US Distillate inventory levels on the US Atlantic coast are below their five-year range, and the home heating oil season has started in the key PADD 1A region of New England. Heating oil is used extensively in this region due to the decentralized housing infrastructure that makes heating oil delivery the most economical choice for most consumers.
There has been a flurry of ULSD spot market fixtures reported over the past several days, and although it is unclear how many are actually fixed vs on subjects(ie uncertain) it does appear that a reverse arbitrage trade is now working. Normally distillate is shipped out of the US to Latin America & Europe, but during a reverse arbitrage the trade flow reverses.

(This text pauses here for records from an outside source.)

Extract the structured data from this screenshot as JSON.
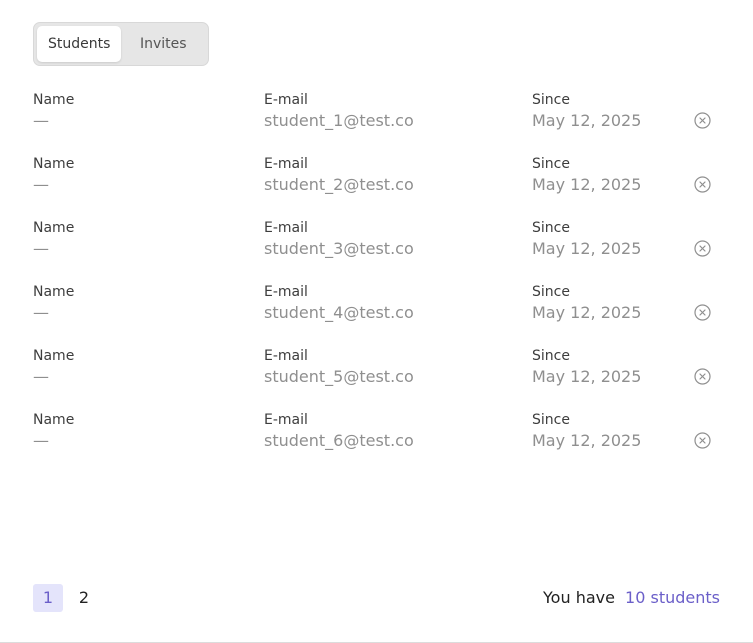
{
  "tabs": [
    {
      "label": "Students",
      "active": true
    },
    {
      "label": "Invites",
      "active": false
    }
  ],
  "columns": {
    "name": "Name",
    "email": "E-mail",
    "since": "Since"
  },
  "students": [
    {
      "name": "—",
      "email": "student_1@test.co",
      "since": "May 12, 2025"
    },
    {
      "name": "—",
      "email": "student_2@test.co",
      "since": "May 12, 2025"
    },
    {
      "name": "—",
      "email": "student_3@test.co",
      "since": "May 12, 2025"
    },
    {
      "name": "—",
      "email": "student_4@test.co",
      "since": "May 12, 2025"
    },
    {
      "name": "—",
      "email": "student_5@test.co",
      "since": "May 12, 2025"
    },
    {
      "name": "—",
      "email": "student_6@test.co",
      "since": "May 12, 2025"
    }
  ],
  "row_action_icon": "remove-circle-icon",
  "pagination": {
    "pages": [
      "1",
      "2"
    ],
    "current": "1"
  },
  "summary": {
    "prefix": "You have",
    "count_link": "10 students"
  },
  "colors": {
    "accent": "#6b5fc9",
    "accent_bg": "#e4e4fb",
    "muted_text": "#8f8f8f"
  }
}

The US Atlantic coast can’t be supplied economically from the US Gulf to points north of about Jacksonville due to cabotage restrictions that require the use of a US Flagged tanker. These ships command a premium of about 3X a foreign flag ship at today’s rates. The Colonial Pipeline, an alternative delivery source of clean product, terminates in Linden, New Jersey.
The import of distillate into the US is important as the unexpected addition of these cargoes into the market creates a short-term scarcity of ships. These imports have correlated with higher MR rates on the benchmark TC2 Europe to US Atlantic coast benchmark.
If New England see’s a cold snap, the demand for heating oil could increase. This isn’t good if you’re looking to heat a house in Vermont, but it’s great news if you have an MR position in Europe over the next two months.
Source: Hellenic Shipping News.